Start of Extracted entries
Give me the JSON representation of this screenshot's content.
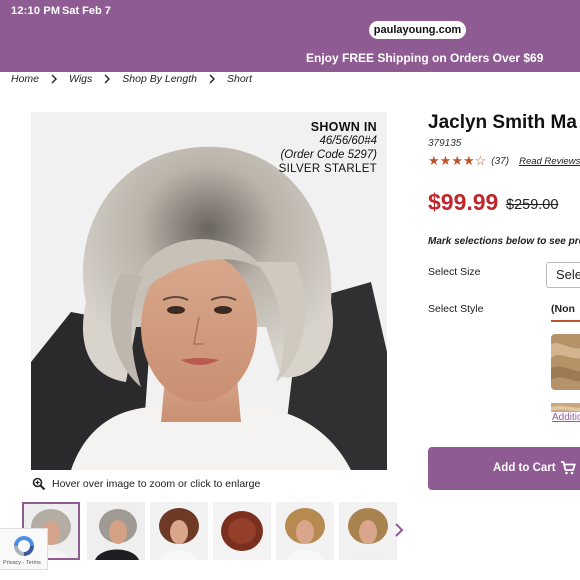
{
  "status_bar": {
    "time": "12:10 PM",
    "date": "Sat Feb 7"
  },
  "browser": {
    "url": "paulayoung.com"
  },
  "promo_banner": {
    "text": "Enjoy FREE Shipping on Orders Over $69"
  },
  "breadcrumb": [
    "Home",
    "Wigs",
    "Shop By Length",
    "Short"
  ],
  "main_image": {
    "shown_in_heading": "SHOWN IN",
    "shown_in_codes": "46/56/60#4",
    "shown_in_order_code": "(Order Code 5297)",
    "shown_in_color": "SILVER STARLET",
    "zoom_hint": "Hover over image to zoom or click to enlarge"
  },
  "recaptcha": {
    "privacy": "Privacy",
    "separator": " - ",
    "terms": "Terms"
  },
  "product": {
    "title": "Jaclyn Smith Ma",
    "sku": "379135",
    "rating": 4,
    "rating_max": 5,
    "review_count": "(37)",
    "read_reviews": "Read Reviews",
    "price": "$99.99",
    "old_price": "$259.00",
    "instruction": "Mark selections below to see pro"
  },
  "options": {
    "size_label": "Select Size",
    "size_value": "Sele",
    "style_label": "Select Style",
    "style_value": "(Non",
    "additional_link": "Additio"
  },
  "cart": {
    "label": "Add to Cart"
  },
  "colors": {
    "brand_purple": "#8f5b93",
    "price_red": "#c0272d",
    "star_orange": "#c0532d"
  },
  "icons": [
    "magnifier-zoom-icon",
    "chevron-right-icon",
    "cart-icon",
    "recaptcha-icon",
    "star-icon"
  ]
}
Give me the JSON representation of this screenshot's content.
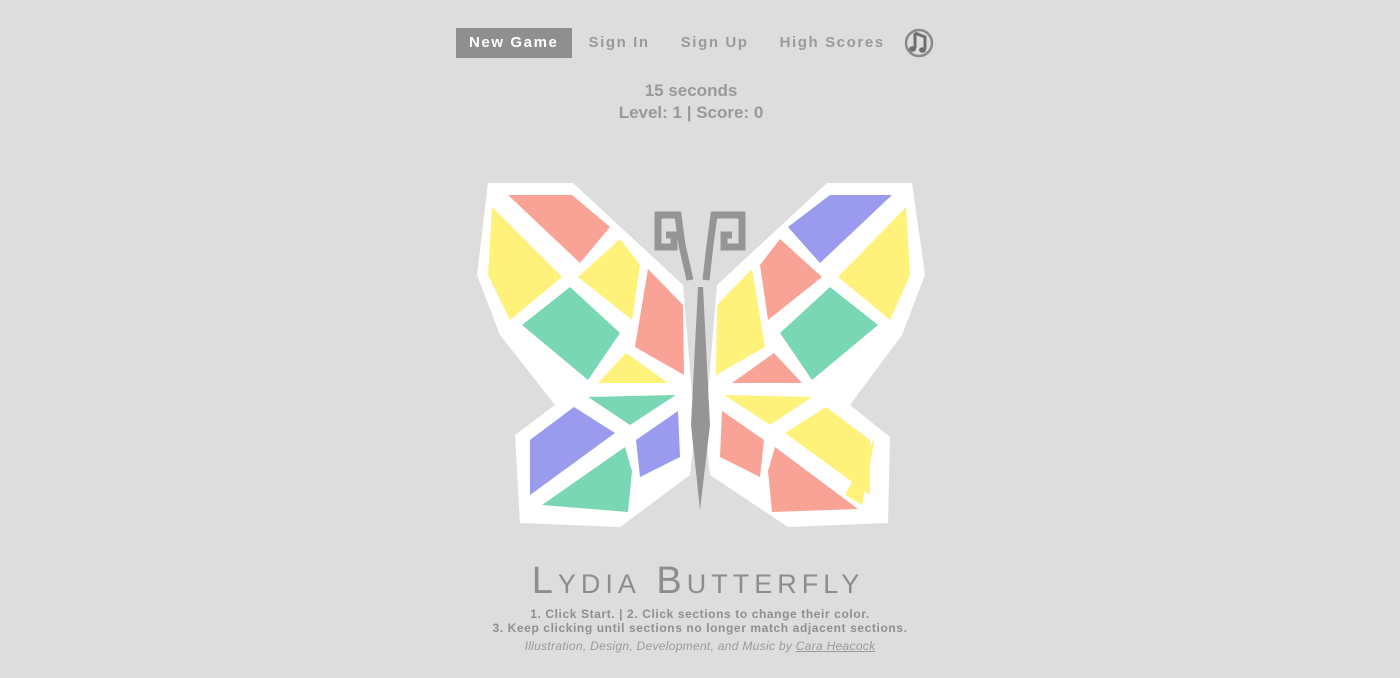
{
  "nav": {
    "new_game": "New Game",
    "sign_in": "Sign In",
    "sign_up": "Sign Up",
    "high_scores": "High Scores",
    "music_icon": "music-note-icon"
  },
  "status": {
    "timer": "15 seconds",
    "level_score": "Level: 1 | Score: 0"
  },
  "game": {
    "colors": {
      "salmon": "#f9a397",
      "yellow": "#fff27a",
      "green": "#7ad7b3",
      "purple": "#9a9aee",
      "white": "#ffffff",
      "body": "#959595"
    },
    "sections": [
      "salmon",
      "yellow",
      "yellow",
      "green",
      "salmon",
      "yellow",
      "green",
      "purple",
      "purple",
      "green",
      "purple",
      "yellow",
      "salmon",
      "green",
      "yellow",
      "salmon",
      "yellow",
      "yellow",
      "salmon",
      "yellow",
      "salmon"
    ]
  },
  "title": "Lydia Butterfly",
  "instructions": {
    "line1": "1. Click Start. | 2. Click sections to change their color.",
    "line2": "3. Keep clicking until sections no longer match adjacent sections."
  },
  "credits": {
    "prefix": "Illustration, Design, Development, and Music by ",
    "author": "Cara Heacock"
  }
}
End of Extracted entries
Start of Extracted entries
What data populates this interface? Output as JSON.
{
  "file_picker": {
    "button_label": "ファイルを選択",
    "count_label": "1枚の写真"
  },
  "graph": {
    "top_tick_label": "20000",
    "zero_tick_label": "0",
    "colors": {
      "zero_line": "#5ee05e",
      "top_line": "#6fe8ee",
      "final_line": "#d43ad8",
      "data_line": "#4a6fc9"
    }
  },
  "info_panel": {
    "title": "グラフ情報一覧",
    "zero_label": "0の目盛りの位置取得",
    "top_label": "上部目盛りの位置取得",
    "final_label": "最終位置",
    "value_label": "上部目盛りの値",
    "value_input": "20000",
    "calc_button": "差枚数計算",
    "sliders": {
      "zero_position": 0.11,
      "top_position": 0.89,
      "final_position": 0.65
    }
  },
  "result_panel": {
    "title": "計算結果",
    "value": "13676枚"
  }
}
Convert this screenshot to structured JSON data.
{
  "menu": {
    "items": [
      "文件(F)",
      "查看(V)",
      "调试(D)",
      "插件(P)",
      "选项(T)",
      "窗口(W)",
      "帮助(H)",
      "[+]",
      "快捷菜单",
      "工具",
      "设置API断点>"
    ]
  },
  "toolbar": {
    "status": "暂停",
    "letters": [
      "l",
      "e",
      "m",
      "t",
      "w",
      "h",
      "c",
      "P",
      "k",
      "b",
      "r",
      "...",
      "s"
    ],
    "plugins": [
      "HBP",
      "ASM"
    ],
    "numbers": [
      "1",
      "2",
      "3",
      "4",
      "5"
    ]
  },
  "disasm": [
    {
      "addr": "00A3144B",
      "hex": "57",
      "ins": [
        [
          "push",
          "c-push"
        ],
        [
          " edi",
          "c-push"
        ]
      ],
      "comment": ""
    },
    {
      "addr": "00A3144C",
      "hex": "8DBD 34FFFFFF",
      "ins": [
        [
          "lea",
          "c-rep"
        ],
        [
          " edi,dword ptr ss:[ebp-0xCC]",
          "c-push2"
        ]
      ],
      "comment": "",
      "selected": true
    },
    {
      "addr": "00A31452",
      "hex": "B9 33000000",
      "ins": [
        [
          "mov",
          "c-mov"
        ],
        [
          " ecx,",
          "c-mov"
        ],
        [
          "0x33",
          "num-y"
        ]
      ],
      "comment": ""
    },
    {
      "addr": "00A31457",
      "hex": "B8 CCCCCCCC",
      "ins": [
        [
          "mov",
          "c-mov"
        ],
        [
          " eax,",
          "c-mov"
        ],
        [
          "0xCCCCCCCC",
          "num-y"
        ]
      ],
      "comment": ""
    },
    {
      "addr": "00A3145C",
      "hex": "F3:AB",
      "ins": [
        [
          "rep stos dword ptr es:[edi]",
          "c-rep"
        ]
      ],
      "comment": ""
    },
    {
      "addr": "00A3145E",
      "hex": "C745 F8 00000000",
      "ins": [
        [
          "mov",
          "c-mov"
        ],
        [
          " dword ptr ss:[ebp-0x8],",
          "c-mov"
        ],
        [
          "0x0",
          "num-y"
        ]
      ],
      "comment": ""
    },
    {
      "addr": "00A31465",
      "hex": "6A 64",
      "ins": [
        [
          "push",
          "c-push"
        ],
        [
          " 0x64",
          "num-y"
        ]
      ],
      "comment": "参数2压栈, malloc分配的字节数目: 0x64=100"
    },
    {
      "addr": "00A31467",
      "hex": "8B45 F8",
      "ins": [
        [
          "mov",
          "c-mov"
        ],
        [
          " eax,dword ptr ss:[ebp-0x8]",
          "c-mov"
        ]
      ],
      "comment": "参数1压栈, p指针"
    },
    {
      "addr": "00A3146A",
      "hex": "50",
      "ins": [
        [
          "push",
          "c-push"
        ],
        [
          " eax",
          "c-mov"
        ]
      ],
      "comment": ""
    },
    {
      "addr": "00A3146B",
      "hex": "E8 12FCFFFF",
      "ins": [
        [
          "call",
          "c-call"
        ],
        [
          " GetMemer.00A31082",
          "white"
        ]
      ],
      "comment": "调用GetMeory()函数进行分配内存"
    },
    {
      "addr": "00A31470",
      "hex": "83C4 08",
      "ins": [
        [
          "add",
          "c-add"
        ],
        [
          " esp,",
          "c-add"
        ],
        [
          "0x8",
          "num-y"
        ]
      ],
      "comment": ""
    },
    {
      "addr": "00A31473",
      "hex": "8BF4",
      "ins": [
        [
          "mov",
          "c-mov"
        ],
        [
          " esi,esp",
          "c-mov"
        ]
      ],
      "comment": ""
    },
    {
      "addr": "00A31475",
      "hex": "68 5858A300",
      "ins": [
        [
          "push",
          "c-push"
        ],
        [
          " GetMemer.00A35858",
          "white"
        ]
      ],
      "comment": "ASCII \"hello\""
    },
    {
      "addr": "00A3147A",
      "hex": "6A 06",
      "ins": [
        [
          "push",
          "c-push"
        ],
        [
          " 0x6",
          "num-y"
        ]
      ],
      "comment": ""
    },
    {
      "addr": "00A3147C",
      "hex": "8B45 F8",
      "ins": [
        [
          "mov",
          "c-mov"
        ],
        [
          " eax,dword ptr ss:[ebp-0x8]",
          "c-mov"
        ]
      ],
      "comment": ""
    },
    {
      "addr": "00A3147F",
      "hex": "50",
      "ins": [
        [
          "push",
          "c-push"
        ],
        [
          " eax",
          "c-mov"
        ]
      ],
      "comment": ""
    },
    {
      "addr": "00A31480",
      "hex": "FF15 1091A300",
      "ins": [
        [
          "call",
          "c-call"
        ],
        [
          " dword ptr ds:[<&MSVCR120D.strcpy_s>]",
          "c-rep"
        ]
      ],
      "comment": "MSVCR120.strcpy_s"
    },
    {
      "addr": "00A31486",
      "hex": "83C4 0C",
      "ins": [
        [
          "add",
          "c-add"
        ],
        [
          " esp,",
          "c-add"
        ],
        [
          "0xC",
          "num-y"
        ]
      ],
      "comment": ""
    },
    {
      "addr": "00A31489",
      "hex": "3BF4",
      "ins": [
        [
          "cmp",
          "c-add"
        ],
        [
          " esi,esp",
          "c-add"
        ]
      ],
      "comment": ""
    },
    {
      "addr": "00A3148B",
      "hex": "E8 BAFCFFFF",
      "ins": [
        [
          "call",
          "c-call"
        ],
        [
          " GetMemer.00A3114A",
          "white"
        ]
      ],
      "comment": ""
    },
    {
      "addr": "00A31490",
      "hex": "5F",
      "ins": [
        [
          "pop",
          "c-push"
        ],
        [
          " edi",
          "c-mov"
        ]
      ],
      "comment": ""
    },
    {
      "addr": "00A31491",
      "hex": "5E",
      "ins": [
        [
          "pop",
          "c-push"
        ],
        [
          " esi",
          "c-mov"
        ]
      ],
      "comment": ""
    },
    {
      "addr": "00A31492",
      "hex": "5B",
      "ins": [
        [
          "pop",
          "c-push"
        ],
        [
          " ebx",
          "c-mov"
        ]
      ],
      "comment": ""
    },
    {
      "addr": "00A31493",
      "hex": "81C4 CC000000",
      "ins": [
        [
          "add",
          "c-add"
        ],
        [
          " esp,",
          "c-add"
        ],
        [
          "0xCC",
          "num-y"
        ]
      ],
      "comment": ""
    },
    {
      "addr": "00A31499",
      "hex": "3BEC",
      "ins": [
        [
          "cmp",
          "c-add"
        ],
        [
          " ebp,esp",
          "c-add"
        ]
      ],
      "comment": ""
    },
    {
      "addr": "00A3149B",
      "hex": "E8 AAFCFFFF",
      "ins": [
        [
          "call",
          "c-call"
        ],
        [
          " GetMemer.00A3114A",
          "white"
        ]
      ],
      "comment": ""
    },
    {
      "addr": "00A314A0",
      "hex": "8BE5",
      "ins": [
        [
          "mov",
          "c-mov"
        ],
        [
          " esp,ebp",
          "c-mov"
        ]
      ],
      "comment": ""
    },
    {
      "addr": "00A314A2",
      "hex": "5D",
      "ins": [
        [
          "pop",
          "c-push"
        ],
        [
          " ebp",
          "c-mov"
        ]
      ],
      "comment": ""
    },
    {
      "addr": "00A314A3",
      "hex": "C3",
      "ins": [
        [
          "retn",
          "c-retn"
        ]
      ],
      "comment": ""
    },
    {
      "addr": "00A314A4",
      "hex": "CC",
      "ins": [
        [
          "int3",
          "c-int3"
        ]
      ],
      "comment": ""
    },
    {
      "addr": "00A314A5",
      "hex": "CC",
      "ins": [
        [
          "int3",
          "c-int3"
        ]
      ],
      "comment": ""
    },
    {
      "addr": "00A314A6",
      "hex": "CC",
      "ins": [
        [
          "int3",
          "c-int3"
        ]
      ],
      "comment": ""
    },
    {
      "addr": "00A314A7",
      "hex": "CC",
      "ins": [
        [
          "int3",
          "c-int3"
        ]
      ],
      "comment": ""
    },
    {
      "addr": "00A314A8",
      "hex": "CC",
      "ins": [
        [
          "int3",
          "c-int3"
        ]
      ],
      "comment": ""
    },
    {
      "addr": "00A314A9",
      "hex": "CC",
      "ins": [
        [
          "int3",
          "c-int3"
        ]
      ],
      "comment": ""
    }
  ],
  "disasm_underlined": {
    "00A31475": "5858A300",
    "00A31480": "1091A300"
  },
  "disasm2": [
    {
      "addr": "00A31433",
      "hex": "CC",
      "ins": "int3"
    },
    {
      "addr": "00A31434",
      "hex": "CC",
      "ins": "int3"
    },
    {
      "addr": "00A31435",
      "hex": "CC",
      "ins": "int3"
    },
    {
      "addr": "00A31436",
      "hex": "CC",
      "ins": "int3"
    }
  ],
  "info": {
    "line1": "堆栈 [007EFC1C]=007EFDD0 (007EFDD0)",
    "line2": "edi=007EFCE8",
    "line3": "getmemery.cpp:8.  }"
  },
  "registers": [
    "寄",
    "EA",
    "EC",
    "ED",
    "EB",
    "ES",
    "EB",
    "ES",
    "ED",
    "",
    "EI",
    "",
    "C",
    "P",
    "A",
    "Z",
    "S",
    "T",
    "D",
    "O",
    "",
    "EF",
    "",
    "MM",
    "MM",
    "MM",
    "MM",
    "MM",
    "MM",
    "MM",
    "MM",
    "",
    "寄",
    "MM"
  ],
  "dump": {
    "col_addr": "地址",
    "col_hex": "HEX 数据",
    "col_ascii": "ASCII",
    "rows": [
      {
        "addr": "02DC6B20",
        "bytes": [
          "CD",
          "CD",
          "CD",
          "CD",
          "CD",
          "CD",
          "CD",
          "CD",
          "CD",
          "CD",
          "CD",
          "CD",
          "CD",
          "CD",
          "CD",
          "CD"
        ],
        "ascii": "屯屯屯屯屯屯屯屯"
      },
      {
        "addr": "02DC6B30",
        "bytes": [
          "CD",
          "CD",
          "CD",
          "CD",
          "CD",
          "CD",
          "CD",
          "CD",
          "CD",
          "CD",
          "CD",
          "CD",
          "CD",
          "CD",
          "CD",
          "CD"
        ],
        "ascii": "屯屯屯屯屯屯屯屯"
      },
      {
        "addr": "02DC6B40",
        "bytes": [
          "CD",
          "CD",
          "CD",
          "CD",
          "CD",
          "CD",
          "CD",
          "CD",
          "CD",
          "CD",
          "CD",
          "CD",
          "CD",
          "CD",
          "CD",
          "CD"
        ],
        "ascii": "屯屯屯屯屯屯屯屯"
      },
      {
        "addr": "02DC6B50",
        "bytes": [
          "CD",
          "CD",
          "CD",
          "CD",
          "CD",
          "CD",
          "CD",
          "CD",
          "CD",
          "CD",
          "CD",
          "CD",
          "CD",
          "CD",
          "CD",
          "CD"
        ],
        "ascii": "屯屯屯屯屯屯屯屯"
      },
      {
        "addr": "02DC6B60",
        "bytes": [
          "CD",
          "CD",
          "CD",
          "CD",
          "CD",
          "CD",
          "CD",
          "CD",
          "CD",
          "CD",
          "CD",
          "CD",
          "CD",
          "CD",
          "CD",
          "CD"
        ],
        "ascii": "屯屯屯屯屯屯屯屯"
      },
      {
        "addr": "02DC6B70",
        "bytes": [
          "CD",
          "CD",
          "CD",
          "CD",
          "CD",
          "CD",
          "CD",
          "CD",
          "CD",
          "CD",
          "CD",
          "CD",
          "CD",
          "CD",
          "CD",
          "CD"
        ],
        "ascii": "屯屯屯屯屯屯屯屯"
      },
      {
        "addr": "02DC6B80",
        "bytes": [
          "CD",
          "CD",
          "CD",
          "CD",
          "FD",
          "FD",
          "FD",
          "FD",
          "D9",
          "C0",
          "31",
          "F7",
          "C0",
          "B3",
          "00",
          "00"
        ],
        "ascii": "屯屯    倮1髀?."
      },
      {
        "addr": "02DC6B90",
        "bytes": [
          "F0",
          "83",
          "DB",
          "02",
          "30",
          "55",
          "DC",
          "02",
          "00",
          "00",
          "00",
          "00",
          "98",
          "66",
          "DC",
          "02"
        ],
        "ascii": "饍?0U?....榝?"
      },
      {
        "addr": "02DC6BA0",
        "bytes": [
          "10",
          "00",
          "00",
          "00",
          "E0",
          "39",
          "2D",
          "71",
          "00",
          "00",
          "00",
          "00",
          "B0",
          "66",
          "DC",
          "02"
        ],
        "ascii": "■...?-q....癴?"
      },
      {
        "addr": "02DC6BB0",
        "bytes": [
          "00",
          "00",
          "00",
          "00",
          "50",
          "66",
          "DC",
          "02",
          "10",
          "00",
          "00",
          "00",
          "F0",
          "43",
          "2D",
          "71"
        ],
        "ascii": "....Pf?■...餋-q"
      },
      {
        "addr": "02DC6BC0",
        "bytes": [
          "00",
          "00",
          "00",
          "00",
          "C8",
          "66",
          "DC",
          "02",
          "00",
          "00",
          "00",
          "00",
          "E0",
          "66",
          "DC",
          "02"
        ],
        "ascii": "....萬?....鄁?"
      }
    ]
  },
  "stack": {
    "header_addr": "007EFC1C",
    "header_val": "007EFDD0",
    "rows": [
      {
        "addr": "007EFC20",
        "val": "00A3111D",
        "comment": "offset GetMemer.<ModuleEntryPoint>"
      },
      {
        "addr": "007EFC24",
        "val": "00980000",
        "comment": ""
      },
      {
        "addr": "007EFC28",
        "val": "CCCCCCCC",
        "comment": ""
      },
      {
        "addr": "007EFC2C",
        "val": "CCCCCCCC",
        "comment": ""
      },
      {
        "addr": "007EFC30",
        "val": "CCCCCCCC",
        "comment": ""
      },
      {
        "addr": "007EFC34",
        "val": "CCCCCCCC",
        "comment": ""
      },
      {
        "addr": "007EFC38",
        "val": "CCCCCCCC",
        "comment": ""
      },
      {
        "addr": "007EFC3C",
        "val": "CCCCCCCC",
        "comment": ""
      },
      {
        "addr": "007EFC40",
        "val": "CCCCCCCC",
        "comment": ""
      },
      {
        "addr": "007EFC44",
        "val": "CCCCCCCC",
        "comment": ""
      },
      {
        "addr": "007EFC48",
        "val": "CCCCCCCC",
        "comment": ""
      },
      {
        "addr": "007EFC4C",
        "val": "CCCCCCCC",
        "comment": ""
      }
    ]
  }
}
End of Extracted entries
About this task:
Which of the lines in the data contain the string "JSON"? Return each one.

Result of this exercise:
Give me the JSON representation of this screenshot's content.
Give me the JSON representation of this screenshot's content.
What data populates this interface? Output as JSON.
Convert this screenshot to structured JSON data.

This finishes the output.